__GIVEN INFORMATION__.

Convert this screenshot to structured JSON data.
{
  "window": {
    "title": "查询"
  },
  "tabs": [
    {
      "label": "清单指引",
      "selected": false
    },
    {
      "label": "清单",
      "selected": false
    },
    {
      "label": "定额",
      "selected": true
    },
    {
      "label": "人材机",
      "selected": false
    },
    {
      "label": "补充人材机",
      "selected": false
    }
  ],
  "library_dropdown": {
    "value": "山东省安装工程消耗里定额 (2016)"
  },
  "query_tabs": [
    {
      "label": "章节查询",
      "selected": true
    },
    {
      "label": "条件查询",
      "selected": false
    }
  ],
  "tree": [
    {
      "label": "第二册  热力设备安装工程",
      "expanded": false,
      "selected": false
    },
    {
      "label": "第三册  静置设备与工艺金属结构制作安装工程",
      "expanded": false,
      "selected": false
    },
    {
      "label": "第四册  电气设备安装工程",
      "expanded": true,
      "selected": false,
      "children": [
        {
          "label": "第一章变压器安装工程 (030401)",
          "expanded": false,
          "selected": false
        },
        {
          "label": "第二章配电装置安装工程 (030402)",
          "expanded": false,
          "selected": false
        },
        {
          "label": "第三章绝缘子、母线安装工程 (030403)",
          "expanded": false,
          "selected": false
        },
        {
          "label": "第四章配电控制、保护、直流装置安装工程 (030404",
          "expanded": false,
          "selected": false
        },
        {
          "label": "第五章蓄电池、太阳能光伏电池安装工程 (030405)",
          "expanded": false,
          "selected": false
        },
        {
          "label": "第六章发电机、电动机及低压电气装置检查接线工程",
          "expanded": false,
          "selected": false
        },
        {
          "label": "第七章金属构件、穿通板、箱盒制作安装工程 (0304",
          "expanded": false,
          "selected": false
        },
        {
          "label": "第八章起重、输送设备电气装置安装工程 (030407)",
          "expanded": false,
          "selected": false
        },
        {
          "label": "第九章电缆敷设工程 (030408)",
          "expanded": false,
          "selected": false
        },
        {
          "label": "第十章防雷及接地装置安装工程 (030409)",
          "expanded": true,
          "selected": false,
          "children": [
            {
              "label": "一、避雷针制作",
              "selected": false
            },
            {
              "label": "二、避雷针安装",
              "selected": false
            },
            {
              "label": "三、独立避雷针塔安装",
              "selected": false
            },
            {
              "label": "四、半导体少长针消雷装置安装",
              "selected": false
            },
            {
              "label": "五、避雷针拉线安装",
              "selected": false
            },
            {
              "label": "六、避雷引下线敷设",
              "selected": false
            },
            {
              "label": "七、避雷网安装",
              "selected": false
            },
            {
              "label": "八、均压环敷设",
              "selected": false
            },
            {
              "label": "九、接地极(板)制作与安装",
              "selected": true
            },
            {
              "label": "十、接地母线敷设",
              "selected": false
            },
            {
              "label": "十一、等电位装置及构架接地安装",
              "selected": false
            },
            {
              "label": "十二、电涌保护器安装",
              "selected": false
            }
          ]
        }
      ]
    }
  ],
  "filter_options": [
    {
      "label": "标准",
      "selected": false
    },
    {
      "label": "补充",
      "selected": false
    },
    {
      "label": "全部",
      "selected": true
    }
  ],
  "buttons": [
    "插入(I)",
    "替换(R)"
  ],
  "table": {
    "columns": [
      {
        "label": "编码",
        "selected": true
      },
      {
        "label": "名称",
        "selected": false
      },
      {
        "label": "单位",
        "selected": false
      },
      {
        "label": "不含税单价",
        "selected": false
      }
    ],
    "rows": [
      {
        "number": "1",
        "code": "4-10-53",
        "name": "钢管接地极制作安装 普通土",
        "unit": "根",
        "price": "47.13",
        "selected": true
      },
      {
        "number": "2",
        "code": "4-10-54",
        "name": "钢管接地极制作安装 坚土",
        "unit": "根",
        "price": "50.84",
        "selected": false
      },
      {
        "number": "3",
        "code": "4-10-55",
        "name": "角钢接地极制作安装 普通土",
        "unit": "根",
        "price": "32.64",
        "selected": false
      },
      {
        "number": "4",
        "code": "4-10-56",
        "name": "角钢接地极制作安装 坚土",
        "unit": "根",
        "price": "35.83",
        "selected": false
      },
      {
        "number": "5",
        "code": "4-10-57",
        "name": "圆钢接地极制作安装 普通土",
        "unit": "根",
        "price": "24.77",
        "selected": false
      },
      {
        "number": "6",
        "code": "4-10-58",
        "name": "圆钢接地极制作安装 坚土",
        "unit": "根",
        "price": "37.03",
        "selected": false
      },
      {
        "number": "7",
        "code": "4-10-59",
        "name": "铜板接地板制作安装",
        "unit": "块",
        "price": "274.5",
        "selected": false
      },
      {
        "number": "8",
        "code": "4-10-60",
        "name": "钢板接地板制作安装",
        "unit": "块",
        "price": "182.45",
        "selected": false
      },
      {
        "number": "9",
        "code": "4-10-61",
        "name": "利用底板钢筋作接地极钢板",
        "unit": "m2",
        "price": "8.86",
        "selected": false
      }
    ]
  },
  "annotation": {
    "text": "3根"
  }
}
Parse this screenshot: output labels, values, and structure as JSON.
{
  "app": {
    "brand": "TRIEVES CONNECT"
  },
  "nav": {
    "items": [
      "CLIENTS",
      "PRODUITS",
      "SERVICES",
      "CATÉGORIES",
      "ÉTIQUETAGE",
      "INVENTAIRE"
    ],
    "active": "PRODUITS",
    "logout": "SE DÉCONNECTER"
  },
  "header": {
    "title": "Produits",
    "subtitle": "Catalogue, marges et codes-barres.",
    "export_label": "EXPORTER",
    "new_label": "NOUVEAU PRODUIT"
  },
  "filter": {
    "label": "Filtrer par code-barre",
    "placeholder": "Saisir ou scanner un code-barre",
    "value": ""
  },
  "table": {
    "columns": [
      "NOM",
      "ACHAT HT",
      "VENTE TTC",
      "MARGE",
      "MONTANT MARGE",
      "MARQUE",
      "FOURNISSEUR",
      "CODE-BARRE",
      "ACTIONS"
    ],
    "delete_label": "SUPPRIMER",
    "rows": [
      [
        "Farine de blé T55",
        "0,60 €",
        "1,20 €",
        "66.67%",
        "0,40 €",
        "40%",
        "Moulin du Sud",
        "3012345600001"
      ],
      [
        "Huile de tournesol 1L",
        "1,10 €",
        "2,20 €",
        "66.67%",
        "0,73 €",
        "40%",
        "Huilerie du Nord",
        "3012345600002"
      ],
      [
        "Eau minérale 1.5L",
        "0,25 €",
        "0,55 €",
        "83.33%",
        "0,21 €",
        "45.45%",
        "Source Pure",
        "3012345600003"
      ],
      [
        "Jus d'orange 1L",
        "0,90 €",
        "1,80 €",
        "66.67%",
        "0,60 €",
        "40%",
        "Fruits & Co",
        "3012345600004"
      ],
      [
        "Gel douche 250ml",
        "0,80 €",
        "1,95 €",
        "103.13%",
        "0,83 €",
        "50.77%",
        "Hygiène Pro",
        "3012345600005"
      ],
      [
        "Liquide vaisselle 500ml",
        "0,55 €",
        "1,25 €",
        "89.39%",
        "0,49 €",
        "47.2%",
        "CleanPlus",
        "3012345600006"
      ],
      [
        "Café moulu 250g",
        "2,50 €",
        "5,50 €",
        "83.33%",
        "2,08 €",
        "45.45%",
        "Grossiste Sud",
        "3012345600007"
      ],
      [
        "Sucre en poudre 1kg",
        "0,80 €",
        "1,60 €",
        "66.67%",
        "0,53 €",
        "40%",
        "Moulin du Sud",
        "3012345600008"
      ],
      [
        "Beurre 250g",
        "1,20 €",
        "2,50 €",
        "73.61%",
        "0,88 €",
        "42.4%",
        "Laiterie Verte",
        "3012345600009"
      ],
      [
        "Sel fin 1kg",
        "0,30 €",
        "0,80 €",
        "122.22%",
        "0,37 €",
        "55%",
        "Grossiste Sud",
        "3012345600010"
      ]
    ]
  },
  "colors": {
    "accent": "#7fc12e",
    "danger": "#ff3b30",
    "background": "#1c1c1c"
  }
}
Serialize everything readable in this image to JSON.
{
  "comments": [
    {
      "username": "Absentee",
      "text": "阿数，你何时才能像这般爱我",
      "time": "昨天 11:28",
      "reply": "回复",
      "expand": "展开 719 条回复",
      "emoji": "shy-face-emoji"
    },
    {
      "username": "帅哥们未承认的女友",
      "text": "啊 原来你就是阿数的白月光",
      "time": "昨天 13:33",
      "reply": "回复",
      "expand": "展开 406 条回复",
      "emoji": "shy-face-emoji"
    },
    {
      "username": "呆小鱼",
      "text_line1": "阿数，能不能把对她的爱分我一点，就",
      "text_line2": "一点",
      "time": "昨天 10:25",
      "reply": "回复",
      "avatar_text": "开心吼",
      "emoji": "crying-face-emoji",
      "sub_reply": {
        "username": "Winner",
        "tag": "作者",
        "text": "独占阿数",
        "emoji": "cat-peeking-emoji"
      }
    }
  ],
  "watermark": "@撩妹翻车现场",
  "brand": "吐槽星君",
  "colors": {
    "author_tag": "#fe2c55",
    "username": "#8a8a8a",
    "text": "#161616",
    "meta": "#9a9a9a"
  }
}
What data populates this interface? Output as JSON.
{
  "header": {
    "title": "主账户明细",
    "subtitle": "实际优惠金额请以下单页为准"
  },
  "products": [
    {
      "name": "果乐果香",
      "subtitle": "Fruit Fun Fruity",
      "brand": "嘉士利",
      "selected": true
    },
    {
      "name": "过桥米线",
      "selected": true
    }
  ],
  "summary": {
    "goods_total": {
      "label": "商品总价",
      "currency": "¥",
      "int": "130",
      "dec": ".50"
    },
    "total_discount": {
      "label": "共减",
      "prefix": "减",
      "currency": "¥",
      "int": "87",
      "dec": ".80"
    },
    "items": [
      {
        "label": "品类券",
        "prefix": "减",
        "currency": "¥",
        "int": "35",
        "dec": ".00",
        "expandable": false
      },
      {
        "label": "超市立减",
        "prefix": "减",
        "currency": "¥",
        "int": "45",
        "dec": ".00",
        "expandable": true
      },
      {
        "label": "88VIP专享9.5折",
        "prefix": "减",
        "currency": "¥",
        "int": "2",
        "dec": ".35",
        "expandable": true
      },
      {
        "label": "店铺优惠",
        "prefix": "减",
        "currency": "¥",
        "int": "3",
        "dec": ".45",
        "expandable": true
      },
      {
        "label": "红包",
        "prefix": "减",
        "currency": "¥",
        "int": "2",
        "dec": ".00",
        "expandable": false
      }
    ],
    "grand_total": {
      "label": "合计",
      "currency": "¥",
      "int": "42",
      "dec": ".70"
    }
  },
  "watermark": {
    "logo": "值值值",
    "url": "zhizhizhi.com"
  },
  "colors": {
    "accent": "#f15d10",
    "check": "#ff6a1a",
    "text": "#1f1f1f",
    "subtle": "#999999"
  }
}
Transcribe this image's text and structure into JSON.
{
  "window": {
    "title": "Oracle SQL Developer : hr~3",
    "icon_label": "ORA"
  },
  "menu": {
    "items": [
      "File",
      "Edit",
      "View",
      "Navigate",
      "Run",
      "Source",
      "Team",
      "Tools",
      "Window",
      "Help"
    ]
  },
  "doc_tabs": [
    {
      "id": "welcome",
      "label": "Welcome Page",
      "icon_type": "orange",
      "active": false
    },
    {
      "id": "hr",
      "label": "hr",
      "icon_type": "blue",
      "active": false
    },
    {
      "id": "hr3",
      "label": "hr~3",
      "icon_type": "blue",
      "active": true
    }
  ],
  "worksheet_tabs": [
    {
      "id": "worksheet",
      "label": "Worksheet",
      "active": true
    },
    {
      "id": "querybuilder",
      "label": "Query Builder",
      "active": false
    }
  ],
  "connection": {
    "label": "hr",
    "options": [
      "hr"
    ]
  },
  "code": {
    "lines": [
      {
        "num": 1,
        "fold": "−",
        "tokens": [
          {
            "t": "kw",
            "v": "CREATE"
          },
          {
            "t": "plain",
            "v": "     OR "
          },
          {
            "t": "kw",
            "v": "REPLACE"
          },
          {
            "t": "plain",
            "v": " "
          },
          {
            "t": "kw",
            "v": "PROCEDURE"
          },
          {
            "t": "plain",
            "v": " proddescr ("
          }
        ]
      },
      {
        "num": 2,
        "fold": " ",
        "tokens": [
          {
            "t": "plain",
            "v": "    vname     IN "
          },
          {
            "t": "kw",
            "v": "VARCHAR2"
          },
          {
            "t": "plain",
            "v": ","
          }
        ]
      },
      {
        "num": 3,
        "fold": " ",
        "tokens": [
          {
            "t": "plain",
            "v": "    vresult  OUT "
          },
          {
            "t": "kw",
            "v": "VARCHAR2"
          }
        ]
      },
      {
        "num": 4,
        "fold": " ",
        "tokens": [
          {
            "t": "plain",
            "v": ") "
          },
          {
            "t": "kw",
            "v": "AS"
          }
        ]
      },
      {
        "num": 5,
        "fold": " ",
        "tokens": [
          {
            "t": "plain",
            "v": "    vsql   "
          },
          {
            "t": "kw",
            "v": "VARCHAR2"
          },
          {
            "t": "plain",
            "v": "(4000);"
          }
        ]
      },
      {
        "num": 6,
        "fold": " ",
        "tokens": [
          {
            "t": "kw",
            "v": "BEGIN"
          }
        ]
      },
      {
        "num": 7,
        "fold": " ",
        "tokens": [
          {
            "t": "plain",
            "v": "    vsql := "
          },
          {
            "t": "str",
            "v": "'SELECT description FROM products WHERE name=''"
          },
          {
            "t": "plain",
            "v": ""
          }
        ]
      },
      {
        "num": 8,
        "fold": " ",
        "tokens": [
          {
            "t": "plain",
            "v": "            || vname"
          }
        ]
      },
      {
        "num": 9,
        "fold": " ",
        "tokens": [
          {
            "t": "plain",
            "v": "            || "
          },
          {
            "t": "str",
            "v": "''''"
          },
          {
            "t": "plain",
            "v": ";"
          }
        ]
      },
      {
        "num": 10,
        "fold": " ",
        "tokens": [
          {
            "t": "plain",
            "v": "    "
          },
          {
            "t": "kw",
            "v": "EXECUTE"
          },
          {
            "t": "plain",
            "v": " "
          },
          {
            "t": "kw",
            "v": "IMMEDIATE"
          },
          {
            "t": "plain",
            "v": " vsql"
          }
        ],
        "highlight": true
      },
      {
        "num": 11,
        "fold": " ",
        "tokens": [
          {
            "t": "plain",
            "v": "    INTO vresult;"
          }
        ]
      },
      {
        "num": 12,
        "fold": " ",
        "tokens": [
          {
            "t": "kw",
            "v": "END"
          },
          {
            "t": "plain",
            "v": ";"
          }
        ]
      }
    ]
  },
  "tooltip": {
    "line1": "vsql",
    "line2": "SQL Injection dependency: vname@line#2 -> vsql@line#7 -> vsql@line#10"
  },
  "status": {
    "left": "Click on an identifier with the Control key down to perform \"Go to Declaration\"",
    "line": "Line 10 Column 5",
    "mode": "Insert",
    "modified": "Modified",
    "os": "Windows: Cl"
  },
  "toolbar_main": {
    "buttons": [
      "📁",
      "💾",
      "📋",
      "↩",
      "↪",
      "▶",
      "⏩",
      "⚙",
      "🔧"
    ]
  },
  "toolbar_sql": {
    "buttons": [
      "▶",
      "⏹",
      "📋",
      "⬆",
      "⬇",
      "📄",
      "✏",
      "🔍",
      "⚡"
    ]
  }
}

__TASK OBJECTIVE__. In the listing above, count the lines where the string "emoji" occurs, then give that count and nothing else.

__TASK ANSWER__. 4